John F Kennedy Library & Museum
We couldn’t head home from Boston without visiting the museum but you don’t have to be Irish or a Kennedy fan to appreciate this insight into the history of the era. Information is well presented through video, exhibitions and memorabilia, in particular, the Cuban Missile Crisis.
A free shuttle connects from the closest ‘T’ station. The entrance fee is $14. We’re not big on museums in general but this one is deservedly one of the main tourist attractions in the city.
(JFK Library and Museum)
Stranded due to flight cancellations, we found ourselves with an extra day on our hands. Restricted to indoors pursuits we headed for the biggest gallery in town!
Museum of Fine Arts

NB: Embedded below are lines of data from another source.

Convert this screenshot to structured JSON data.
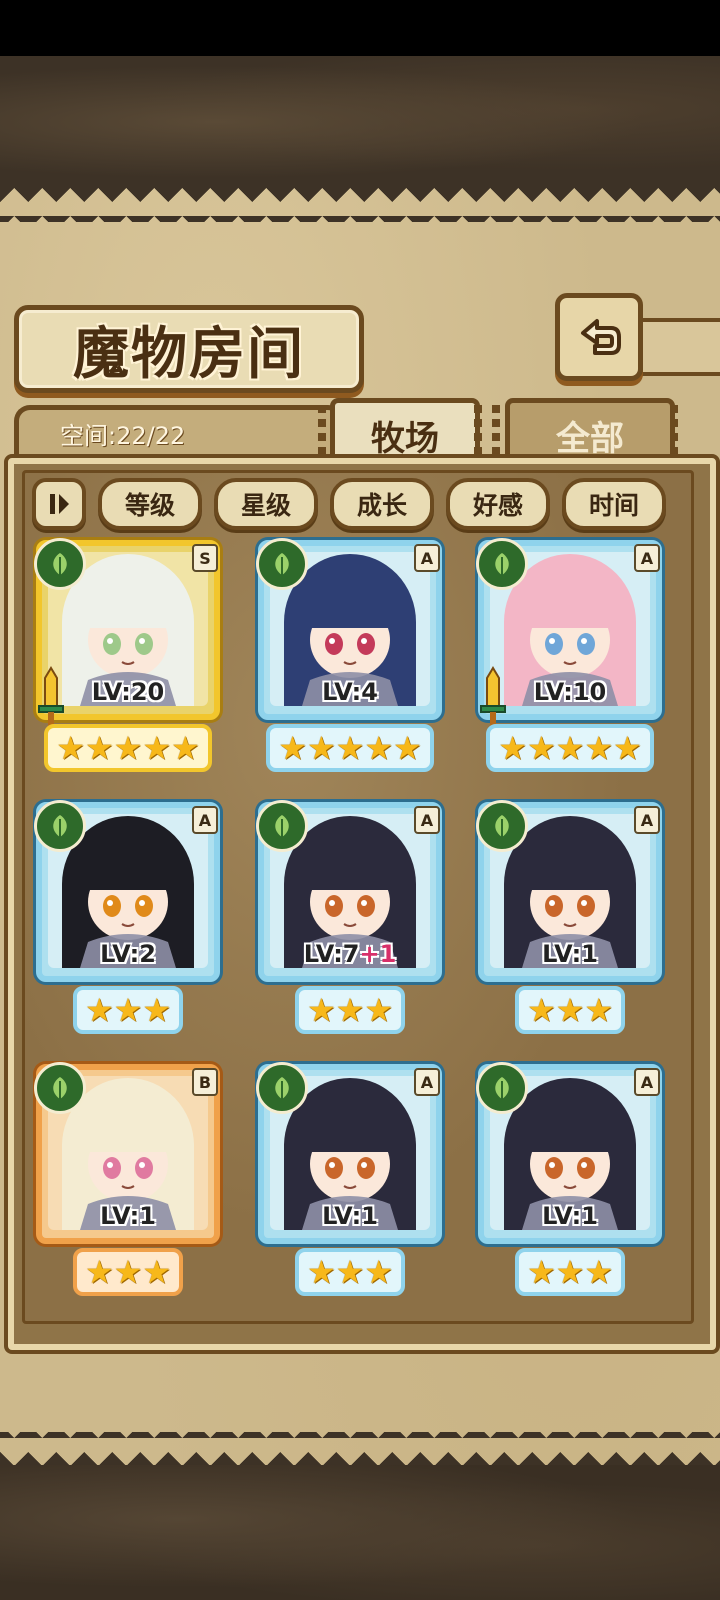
{
  "header": {
    "title": "魔物房间"
  },
  "info": {
    "space": "空间:22/22"
  },
  "tabs": [
    {
      "label": "牧场",
      "active": true
    },
    {
      "label": "全部",
      "active": false
    }
  ],
  "sort": {
    "toggle_icon": "sort-order-icon",
    "buttons": [
      "等级",
      "星级",
      "成长",
      "好感",
      "时间"
    ]
  },
  "monsters": [
    {
      "grade": "S",
      "level": "LV:20",
      "bonus": "",
      "stars": 5,
      "rarity": "gold",
      "weapon": true,
      "hair": "#eef1ea",
      "accent": "#9ec98a"
    },
    {
      "grade": "A",
      "level": "LV:4",
      "bonus": "",
      "stars": 5,
      "rarity": "blue",
      "weapon": false,
      "hair": "#2e3f74",
      "accent": "#c43a5a"
    },
    {
      "grade": "A",
      "level": "LV:10",
      "bonus": "",
      "stars": 5,
      "rarity": "blue",
      "weapon": true,
      "hair": "#f3b6c6",
      "accent": "#6fa6d8"
    },
    {
      "grade": "A",
      "level": "LV:2",
      "bonus": "",
      "stars": 3,
      "rarity": "blue",
      "weapon": false,
      "hair": "#1d1d24",
      "accent": "#e08a1a"
    },
    {
      "grade": "A",
      "level": "LV:7",
      "bonus": "+1",
      "stars": 3,
      "rarity": "blue",
      "weapon": false,
      "hair": "#2b2a3c",
      "accent": "#c9662a"
    },
    {
      "grade": "A",
      "level": "LV:1",
      "bonus": "",
      "stars": 3,
      "rarity": "blue",
      "weapon": false,
      "hair": "#2b2a3c",
      "accent": "#c9662a"
    },
    {
      "grade": "B",
      "level": "LV:1",
      "bonus": "",
      "stars": 3,
      "rarity": "orange",
      "weapon": false,
      "hair": "#f4ecd2",
      "accent": "#e07aa0"
    },
    {
      "grade": "A",
      "level": "LV:1",
      "bonus": "",
      "stars": 3,
      "rarity": "blue",
      "weapon": false,
      "hair": "#2b2a3c",
      "accent": "#c9662a"
    },
    {
      "grade": "A",
      "level": "LV:1",
      "bonus": "",
      "stars": 3,
      "rarity": "blue",
      "weapon": false,
      "hair": "#2b2a3c",
      "accent": "#c9662a"
    }
  ]
}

Its huge! With over 50 galleries its not a venue for a single visit. The Map and Visitors Guide is colour-coded to help identify the different collections. If you have time, its worth heading straight for the visitors centre and checking the free tours of the day as well as any temporary exhibitions. We joined the contemporary art collection tour (about 40 minutes) which was a nice intro to the gallery and gave us a chance to get our bearings. The Guide lists 12 highlights and their location for those on a very tight schedule. Needless to say, we tried to whirl past everything and didn’t do justice to the collection but we were delighted that our extra time in the city allowed us to fit in a visit.
( A gallery masterpiece!… View from cafe)

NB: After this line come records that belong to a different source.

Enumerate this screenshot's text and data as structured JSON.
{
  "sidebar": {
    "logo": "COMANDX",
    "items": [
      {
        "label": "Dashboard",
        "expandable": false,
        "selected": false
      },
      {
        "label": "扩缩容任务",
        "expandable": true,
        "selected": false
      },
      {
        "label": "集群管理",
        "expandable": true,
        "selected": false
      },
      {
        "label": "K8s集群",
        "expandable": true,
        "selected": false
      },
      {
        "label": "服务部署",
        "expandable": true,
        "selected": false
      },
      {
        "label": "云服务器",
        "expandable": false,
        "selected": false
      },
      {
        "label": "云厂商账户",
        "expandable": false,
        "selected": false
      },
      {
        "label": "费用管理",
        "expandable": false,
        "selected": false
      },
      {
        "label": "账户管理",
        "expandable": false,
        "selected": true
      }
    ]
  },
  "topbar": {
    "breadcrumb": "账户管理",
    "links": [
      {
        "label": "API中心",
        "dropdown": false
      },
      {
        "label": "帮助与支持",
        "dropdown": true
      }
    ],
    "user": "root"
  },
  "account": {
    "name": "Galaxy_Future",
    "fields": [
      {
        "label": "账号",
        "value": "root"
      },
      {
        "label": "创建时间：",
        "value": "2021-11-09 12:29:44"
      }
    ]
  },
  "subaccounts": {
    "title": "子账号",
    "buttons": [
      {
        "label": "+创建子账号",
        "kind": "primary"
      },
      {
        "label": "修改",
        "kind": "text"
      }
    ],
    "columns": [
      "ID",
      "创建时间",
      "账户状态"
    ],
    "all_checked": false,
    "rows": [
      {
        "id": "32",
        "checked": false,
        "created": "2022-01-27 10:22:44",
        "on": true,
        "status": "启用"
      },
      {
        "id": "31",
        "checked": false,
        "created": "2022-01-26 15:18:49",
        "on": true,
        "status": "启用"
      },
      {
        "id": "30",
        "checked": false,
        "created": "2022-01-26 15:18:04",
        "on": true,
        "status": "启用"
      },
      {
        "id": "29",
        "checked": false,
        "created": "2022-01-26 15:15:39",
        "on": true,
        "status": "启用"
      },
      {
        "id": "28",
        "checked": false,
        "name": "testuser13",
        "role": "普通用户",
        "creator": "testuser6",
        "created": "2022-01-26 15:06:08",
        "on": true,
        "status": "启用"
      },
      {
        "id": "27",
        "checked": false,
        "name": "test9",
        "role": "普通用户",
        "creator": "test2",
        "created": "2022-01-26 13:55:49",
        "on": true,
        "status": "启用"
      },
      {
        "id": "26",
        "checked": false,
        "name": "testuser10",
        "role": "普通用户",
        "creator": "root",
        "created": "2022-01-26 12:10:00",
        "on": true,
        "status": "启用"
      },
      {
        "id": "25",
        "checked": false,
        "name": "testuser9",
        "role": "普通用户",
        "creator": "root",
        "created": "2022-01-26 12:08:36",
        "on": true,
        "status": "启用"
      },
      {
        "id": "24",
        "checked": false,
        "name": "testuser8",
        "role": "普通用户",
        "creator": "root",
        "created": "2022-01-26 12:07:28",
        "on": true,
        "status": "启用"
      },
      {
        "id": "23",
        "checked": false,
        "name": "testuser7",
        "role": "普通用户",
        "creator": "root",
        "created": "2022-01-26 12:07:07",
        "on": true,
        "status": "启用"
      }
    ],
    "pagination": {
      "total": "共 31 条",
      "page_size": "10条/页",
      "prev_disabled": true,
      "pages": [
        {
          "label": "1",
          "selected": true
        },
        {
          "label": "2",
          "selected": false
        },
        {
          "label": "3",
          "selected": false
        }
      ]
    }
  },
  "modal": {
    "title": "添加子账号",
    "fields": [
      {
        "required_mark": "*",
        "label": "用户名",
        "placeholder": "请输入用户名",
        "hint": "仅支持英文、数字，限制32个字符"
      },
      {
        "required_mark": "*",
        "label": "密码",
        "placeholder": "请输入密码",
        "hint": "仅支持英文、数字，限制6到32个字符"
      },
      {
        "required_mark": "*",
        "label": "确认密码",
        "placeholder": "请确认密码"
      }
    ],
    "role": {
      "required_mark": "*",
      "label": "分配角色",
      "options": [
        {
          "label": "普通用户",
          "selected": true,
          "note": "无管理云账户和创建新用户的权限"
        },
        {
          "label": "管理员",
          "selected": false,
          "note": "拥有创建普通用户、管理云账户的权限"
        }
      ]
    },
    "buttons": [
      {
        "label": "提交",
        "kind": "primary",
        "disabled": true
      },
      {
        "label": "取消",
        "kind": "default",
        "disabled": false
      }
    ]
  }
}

(Museum of Fine Arts)
We had dinner in Parish Cafe, a very popular spot within walking distance of our hotel. They have a good menu and I loved the fact that we could have half portions for our mains after our shared starter.
(Hummus Platter, Parish cafe)
As an alternative to the subway, the Back Bay airport shuttle costs just $3 if you have a Charlie Card.
Boston is a compact city so it is worth paying a bit extra for a centrally located hotel which puts you within walking distance of many landmarks and activities.
We had lots of opportunity for shopping during our visit:
Outlets –Wrentham village, Assembly Row
Downtown – Macys, Primark, etc.
Boylston street (beside Hotel) Nordstrom, Marshalls, etc.
Newbury Street, Charles Street for boutiques and galleries.
Copley Place and Prudential Centre (beside hotel)
Don’t forget your 10% Visitors Pass at Macy’s.
When I go back I want to…
-Watch the Red Sox in Fenway Park!
-Spend time people-watching on Boston Common (in the heat of course!!!!)
Postscript December 31st, 2020
I’ll leave you with a few other New Year posts from the past and wish you all the best for 2021.